RECENT customers of simulator maker Corys TESS include railways in Turkey, India and the Netherlands, and the Grenoble-based company is currently upgrading to the latest capabilities simulators used by operators in France and Britain.

Turkish State Railways’ Eskisehir training school is to take delivery of a full-motion cab simulator later this year. Featuring a visual database containing 600route-km, the simulator will represent the 65 GT26CW-2 locos being supplied by Tülomsas and EMD.

The turnkey project to supply Indian Railways with 12 full-motion simulators is progressing on schedule, with the ninth replica cab undergoing its factory acceptance tests last month. Building on this first contract in India, Corys TESS has since won a contract to supply Delhi Metro Rail Corp with a motion simulator with real-time computer generated images representing all 65 km of Lines 1, 2 and 3. The metro’s full range of signalling and ATP/ATO systems will be represented, along with onboard fault-finding and troubleshooting facilities. The contract includes six years of maintenance services, and 20h of staff familiarisation at DMRC’s training centre in Shastri Park depot.

The successful delivery of Bombardier metro car and Alstom Citadis tram simulators to Rotterdam Public Transport convinced RandstadRail to award Corys TESS a contract to supply a full-scope motion simulator to train HTM and RET drivers on the future RandstadRail network. ’Driver training for this project is strategically very important for us, as the present tram drivers will also need to drive on the main line with a different signalling system through to Zoetermeer’, said Ronald van den Berg, Simulator Project Manager at RandstadRail. ’The simulator provides the only solution available in the project timescales to address the driver training needs, and in the longer term will enable us to increase the quality of training.’

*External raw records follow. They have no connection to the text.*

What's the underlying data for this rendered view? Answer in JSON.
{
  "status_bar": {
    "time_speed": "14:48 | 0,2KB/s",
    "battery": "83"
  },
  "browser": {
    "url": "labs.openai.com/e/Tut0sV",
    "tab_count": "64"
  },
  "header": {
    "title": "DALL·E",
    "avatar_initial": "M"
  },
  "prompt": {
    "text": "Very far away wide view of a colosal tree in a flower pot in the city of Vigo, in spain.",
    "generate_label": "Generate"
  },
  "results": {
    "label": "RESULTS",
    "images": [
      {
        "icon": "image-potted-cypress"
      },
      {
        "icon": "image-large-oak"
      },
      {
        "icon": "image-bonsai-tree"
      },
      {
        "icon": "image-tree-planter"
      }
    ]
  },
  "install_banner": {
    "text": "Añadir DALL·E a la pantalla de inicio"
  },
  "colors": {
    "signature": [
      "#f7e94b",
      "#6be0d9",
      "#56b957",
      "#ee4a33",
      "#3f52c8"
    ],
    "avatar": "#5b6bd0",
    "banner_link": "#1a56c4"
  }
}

SNCF’s training centres at Lille and Noisy-le-Sec in Paris will soon take delivery of two full-motion cab simulators and 12 desktop systems representing TGV Est. The first of 200 trainees will begin using the simulators by the end of this year, ensuring drivers are ready for the opening of the line in July 2007. The simulators must include the five signalling systems which will be encountered between Paris, Strasbourg, Frankfurt and Basel, and they form ’a key training element to enable the commissioning of the TGV service’, said Eric Marchat, SNCF’s Manager of Rolling Stock Training Tools.

Two full-scope static simulators representing Class 185 Desiro UK DMUs have been supplied to TransPennine Express, with a computer-based training package to assist drivers converting from existing rolling stock to the new vehicles. The Train Discovery package provides an initial introduction to the Siemens units, including fault finding and emergency safety rules and procedures. The Train Management System explains the onboard interfaces and functionality, while Train Preparation shows the procedures to be performed each time the trains enter service.

Technology gets better

Corys TESS has a permanent research team among its 100 staff, and current projects include the development of fuel optimisation programmes and driver assessment tools. Technology is always advancing, and operators are able to upgrade their existing simulators with the latest functions.

Four Z2N and MI2N simulators which SNCF uses to train drivers on the Paris RER network are currently being modernised, along with 10 simulators used by VR in Finland.

In Britain six EMU simulators are being upgraded for Southeastern, and improvements to Virgin Trains’ Class 390 Pendolino simulator include the implementation of a multi-channel visual system. Graeme Singer, Head of Driver Training & Development for Virgin Trains, said ’drivers benefit from the incorporation of the latest fault-finding simulation station, detailed 3D graphics and vastly improved post-run analyser and end-of-run reports’. Reports and video and vice communications can be stored on a CD, improving feedback and providing an impartial audit trail.

As part of the lengthening of London Underground’s Jubilee Line trains with a seventh car, two cab simulators dating from 1996 have gained additional functionality, including computer-generated platform views. Maintenance costs have been significantly reduced with the replacement of obsolete equipment, and the Windows platform has been updated with a standardised and easier-to-use interface.

CAPTION: Corys TESS has supplied a full-motion simulator to prepare Rotterdam and Den Haag light rail drivers for the RandstadRail network

CAPTION: Two static simulators representing Class 185 DMUs have been supplied to TransPennine Express, where computer-based training is helping drivers convert from existing trains to the new Siemens Desiro units